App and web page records
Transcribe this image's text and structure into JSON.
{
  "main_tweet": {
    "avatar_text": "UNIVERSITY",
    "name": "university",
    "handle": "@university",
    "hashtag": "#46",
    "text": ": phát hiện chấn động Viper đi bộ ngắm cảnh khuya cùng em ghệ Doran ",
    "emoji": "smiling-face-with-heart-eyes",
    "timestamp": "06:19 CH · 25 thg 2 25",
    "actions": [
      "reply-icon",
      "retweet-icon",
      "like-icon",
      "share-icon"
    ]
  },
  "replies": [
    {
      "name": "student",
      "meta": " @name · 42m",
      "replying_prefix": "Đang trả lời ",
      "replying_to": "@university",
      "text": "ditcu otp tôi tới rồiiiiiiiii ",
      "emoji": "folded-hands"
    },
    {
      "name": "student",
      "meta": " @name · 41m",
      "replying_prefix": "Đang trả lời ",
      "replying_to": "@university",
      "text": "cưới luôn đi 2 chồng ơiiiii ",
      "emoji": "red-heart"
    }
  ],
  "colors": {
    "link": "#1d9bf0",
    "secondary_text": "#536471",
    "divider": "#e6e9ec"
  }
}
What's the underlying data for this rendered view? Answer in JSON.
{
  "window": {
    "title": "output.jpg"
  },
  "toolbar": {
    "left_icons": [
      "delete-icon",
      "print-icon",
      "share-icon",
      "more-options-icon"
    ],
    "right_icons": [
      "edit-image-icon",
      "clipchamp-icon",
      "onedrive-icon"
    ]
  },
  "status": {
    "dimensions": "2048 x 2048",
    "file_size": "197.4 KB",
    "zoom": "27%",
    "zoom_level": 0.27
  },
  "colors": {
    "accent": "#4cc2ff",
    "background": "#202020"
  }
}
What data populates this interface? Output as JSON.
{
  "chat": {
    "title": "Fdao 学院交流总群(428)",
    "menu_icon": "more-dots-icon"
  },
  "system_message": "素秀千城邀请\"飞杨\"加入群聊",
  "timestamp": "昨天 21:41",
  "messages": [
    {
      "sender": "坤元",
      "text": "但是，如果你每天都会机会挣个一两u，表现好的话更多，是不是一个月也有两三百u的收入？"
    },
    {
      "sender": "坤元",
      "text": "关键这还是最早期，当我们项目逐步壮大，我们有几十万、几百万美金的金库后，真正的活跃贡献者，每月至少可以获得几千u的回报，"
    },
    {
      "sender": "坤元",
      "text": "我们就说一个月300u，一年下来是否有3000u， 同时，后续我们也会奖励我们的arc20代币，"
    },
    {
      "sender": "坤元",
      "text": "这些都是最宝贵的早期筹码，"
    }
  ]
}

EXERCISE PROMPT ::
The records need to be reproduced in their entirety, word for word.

ANSWER SECTION ::
Transcribe this image's text and structure into JSON.
{
  "main_tweet": {
    "avatar_text": "UNIVERSITY",
    "name": "university",
    "handle": "@university",
    "hashtag": "#46",
    "text": ": phát hiện chấn động Viper đi bộ ngắm cảnh khuya cùng em ghệ Doran ",
    "emoji": "smiling-face-with-heart-eyes",
    "timestamp": "06:19 CH · 25 thg 2 25",
    "actions": [
      "reply-icon",
      "retweet-icon",
      "like-icon",
      "share-icon"
    ]
  },
  "replies": [
    {
      "name": "student",
      "meta": " @name · 42m",
      "replying_prefix": "Đang trả lời ",
      "replying_to": "@university",
      "text": "ditcu otp tôi tới rồiiiiiiiii ",
      "emoji": "folded-hands"
    },
    {
      "name": "student",
      "meta": " @name · 41m",
      "replying_prefix": "Đang trả lời ",
      "replying_to": "@university",
      "text": "cưới luôn đi 2 chồng ơiiiii ",
      "emoji": "red-heart"
    }
  ],
  "colors": {
    "link": "#1d9bf0",
    "secondary_text": "#536471",
    "divider": "#e6e9ec"
  }
}
What's the underlying data for this rendered view? Answer in JSON.
{
  "window": {
    "title": "output.jpg"
  },
  "toolbar": {
    "left_icons": [
      "delete-icon",
      "print-icon",
      "share-icon",
      "more-options-icon"
    ],
    "right_icons": [
      "edit-image-icon",
      "clipchamp-icon",
      "onedrive-icon"
    ]
  },
  "status": {
    "dimensions": "2048 x 2048",
    "file_size": "197.4 KB",
    "zoom": "27%",
    "zoom_level": 0.27
  },
  "colors": {
    "accent": "#4cc2ff",
    "background": "#202020"
  }
}
What data populates this interface? Output as JSON.
{
  "chat": {
    "title": "Fdao 学院交流总群(428)",
    "menu_icon": "more-dots-icon"
  },
  "system_message": "素秀千城邀请\"飞杨\"加入群聊",
  "timestamp": "昨天 21:41",
  "messages": [
    {
      "sender": "坤元",
      "text": "但是，如果你每天都会机会挣个一两u，表现好的话更多，是不是一个月也有两三百u的收入？"
    },
    {
      "sender": "坤元",
      "text": "关键这还是最早期，当我们项目逐步壮大，我们有几十万、几百万美金的金库后，真正的活跃贡献者，每月至少可以获得几千u的回报，"
    },
    {
      "sender": "坤元",
      "text": "我们就说一个月300u，一年下来是否有3000u， 同时，后续我们也会奖励我们的arc20代币，"
    },
    {
      "sender": "坤元",
      "text": "这些都是最宝贵的早期筹码，"
    }
  ]
}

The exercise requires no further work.